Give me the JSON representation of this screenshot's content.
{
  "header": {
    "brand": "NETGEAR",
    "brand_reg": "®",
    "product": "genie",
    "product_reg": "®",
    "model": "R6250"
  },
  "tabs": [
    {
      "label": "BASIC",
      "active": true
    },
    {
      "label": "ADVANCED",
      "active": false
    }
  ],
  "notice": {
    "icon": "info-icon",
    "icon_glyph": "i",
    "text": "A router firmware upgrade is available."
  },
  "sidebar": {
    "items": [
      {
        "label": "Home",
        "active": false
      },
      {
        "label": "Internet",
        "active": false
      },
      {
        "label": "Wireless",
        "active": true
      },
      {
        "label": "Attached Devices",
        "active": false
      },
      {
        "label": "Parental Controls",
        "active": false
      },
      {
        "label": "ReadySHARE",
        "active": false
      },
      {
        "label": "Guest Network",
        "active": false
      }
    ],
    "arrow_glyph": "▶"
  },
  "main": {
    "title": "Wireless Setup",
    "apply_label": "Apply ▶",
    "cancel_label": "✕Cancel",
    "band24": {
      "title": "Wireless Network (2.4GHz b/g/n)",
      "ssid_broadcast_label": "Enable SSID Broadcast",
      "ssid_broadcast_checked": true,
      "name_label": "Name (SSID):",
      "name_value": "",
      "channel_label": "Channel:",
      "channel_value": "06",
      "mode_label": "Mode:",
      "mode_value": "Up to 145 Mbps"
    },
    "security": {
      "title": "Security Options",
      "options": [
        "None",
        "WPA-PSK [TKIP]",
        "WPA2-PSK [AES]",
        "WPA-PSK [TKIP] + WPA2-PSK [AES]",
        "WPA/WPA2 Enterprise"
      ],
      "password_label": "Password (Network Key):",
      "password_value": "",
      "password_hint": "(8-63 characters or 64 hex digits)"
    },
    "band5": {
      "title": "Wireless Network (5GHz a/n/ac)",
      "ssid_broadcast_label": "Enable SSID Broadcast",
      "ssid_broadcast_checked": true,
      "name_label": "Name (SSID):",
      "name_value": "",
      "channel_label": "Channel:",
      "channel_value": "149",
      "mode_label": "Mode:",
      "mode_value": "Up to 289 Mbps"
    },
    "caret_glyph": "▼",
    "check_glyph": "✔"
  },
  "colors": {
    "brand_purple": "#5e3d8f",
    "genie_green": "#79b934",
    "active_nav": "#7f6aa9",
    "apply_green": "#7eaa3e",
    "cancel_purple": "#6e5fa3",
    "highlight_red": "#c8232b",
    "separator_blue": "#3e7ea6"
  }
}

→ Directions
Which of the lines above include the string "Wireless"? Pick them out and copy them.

→ Task solution
        "label": "Wireless",
    "title": "Wireless Setup",
      "title": "Wireless Network (2.4GHz b/g/n)",
      "title": "Wireless Network (5GHz a/n/ac)",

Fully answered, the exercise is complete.